── RECORDS TO USE ──

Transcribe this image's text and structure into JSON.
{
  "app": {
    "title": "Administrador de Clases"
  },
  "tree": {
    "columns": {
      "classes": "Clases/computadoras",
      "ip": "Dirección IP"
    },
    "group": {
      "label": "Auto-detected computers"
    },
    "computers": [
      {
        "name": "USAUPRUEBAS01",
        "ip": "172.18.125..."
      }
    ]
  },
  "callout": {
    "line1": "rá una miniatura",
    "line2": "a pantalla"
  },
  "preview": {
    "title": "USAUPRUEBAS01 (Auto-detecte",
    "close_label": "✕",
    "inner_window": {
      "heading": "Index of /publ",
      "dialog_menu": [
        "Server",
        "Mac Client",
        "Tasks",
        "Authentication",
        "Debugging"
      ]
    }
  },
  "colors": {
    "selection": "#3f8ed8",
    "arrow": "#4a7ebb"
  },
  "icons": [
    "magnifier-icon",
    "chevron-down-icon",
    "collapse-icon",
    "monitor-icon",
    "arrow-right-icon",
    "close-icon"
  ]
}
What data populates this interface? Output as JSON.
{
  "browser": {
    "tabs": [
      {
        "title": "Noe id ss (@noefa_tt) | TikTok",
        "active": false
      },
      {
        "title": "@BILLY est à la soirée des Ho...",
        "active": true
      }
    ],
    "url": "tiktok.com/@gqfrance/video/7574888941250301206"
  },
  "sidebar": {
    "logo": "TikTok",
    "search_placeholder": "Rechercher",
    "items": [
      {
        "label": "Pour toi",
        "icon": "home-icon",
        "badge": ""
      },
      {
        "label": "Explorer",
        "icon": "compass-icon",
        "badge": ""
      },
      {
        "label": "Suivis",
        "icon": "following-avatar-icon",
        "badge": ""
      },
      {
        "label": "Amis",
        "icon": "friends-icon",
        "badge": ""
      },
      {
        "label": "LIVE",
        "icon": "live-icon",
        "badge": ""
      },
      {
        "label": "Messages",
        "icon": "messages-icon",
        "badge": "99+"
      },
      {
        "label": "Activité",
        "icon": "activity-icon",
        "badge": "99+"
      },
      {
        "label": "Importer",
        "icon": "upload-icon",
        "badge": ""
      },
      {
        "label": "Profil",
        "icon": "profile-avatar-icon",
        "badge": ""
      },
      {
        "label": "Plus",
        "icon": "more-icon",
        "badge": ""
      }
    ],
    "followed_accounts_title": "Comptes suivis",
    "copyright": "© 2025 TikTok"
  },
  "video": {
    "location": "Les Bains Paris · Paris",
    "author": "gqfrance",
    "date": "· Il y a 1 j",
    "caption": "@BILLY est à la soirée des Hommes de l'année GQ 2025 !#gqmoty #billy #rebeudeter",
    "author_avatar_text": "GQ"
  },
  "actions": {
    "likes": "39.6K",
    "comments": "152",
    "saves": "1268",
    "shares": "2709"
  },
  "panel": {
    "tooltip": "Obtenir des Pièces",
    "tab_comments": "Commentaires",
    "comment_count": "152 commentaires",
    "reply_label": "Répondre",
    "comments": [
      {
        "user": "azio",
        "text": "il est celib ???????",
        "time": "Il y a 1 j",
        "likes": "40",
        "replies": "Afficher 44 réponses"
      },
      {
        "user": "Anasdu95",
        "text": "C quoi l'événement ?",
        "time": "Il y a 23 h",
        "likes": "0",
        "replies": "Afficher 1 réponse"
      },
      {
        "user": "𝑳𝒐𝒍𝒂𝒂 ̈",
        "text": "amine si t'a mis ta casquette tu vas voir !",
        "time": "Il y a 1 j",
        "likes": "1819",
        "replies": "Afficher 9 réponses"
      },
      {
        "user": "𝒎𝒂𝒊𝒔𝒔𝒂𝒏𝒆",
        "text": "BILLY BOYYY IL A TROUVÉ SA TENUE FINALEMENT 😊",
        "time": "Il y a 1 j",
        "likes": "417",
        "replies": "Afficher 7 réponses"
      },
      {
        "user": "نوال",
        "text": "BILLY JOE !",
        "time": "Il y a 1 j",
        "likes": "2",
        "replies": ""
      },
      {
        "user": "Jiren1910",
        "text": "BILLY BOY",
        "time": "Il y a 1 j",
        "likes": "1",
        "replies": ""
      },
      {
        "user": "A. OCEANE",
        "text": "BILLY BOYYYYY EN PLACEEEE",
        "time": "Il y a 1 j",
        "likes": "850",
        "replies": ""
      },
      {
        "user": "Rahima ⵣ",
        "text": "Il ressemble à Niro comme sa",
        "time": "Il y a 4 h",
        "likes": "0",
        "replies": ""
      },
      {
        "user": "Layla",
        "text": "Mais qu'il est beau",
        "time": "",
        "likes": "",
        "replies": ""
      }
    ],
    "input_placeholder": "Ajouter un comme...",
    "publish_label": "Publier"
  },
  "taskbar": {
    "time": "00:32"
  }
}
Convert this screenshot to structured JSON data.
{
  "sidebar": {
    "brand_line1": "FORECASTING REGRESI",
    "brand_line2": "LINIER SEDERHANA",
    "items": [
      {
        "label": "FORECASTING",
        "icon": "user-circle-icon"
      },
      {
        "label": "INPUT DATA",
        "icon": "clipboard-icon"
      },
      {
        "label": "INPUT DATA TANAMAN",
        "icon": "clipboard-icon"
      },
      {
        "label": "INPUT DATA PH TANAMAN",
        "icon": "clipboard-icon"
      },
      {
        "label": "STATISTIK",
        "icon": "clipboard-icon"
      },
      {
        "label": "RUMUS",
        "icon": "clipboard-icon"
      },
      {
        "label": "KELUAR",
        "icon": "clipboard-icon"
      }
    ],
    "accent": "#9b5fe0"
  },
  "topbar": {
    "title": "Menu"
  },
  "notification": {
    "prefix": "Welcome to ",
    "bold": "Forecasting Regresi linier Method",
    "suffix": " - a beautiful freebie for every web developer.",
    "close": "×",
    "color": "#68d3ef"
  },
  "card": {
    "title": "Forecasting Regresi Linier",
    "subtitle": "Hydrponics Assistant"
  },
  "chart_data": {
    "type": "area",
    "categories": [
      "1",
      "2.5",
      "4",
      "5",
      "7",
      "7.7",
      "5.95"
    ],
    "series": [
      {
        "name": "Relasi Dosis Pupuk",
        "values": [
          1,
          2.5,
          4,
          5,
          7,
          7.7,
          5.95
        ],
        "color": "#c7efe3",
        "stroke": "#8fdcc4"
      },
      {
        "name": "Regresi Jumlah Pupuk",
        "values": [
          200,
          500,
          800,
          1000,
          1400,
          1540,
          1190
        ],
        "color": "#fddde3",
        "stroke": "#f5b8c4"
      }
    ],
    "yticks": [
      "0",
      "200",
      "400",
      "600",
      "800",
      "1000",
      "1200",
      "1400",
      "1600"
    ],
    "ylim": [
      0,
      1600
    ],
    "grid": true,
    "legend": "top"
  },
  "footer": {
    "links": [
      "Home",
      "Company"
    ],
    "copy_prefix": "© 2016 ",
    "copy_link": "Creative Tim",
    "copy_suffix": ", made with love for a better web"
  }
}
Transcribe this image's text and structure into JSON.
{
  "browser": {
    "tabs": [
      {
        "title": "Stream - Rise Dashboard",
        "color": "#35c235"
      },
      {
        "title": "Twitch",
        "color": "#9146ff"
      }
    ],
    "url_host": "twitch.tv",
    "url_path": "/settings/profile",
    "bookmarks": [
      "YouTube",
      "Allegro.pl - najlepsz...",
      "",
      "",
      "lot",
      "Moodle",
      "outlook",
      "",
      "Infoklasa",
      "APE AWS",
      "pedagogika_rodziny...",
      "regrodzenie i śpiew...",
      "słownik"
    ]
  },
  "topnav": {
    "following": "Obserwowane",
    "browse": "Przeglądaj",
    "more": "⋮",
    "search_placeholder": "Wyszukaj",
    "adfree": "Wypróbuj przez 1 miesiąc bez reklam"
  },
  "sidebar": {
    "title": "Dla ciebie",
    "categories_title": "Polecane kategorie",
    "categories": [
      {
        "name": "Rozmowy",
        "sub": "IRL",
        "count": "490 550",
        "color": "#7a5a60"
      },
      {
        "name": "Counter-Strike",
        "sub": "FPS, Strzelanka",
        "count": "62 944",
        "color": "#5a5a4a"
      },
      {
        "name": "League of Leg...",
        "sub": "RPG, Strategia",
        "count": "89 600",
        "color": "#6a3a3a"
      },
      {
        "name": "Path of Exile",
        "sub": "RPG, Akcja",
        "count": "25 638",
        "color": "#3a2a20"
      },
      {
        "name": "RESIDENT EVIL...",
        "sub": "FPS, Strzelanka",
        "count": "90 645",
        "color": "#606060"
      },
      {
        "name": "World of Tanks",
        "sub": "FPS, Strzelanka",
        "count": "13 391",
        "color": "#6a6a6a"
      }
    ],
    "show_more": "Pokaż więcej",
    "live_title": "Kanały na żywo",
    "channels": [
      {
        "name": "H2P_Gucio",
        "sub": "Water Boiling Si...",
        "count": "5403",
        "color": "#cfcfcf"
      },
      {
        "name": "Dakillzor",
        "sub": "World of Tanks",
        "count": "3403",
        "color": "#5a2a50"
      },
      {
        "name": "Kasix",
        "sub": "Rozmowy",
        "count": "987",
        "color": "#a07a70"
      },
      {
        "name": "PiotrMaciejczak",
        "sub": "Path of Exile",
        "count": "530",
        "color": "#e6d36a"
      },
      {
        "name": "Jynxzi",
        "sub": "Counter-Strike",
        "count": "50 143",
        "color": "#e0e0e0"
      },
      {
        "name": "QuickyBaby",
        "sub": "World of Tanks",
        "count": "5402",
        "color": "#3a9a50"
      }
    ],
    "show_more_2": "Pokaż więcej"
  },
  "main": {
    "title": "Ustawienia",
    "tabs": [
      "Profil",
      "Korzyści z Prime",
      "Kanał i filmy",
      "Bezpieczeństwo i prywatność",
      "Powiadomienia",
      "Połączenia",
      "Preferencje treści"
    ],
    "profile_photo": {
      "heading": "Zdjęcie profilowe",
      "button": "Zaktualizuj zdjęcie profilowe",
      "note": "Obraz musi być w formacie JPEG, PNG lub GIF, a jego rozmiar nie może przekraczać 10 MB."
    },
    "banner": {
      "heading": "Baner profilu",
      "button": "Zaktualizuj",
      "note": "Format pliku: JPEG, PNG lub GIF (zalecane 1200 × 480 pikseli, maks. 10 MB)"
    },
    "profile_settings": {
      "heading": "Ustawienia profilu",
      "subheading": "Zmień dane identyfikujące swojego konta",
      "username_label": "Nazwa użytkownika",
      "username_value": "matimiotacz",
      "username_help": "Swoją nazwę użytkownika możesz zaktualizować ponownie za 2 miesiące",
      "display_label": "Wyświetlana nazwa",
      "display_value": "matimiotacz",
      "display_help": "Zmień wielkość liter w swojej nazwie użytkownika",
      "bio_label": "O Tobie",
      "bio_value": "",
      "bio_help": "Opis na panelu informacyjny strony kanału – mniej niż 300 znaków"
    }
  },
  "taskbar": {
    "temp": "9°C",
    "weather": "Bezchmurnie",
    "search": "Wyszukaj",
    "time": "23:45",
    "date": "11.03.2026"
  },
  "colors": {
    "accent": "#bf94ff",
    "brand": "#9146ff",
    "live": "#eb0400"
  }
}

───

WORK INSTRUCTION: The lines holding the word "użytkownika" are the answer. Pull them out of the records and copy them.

OUTPUT OF THE TASK:
      "username_label": "Nazwa użytkownika",
      "username_help": "Swoją nazwę użytkownika możesz zaktualizować ponownie za 2 miesiące",
      "display_help": "Zmień wielkość liter w swojej nazwie użytkownika",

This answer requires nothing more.